Work instruction:
Repeat the whole listing exactly as written.

=== Input records ===

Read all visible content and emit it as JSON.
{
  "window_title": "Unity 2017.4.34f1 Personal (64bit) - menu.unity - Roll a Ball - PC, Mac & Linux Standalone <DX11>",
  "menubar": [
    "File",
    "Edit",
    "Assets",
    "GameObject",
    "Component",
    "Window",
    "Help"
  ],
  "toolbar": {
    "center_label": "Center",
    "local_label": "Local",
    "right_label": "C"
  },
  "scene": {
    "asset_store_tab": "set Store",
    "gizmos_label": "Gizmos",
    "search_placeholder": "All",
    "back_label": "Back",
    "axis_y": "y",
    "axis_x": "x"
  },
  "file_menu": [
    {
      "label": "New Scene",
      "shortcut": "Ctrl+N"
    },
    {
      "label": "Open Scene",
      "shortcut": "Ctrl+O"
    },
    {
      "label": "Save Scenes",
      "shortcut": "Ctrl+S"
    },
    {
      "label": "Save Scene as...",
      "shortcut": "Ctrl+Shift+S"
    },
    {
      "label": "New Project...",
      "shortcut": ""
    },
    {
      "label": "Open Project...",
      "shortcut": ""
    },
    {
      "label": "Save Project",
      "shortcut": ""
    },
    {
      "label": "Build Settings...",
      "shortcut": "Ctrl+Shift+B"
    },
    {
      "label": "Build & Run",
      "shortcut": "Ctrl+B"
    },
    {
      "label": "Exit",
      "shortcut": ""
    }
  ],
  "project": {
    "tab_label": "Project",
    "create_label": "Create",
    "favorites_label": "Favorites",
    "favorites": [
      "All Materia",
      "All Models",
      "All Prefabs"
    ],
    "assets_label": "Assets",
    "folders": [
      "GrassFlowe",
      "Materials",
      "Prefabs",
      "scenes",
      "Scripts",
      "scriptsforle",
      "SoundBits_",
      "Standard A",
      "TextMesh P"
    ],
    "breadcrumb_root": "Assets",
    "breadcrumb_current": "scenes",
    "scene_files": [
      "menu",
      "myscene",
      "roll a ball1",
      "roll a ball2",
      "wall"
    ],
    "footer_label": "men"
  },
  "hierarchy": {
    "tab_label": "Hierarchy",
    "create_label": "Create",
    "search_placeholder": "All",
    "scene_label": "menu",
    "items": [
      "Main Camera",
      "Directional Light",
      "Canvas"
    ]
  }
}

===

Solution:
Read all visible content and emit it as JSON.
{
  "window_title": "Unity 2017.4.34f1 Personal (64bit) - menu.unity - Roll a Ball - PC, Mac & Linux Standalone <DX11>",
  "menubar": [
    "File",
    "Edit",
    "Assets",
    "GameObject",
    "Component",
    "Window",
    "Help"
  ],
  "toolbar": {
    "center_label": "Center",
    "local_label": "Local",
    "right_label": "C"
  },
  "scene": {
    "asset_store_tab": "set Store",
    "gizmos_label": "Gizmos",
    "search_placeholder": "All",
    "back_label": "Back",
    "axis_y": "y",
    "axis_x": "x"
  },
  "file_menu": [
    {
      "label": "New Scene",
      "shortcut": "Ctrl+N"
    },
    {
      "label": "Open Scene",
      "shortcut": "Ctrl+O"
    },
    {
      "label": "Save Scenes",
      "shortcut": "Ctrl+S"
    },
    {
      "label": "Save Scene as...",
      "shortcut": "Ctrl+Shift+S"
    },
    {
      "label": "New Project...",
      "shortcut": ""
    },
    {
      "label": "Open Project...",
      "shortcut": ""
    },
    {
      "label": "Save Project",
      "shortcut": ""
    },
    {
      "label": "Build Settings...",
      "shortcut": "Ctrl+Shift+B"
    },
    {
      "label": "Build & Run",
      "shortcut": "Ctrl+B"
    },
    {
      "label": "Exit",
      "shortcut": ""
    }
  ],
  "project": {
    "tab_label": "Project",
    "create_label": "Create",
    "favorites_label": "Favorites",
    "favorites": [
      "All Materia",
      "All Models",
      "All Prefabs"
    ],
    "assets_label": "Assets",
    "folders": [
      "GrassFlowe",
      "Materials",
      "Prefabs",
      "scenes",
      "Scripts",
      "scriptsforle",
      "SoundBits_",
      "Standard A",
      "TextMesh P"
    ],
    "breadcrumb_root": "Assets",
    "breadcrumb_current": "scenes",
    "scene_files": [
      "menu",
      "myscene",
      "roll a ball1",
      "roll a ball2",
      "wall"
    ],
    "footer_label": "men"
  },
  "hierarchy": {
    "tab_label": "Hierarchy",
    "create_label": "Create",
    "search_placeholder": "All",
    "scene_label": "menu",
    "items": [
      "Main Camera",
      "Directional Light",
      "Canvas"
    ]
  }
}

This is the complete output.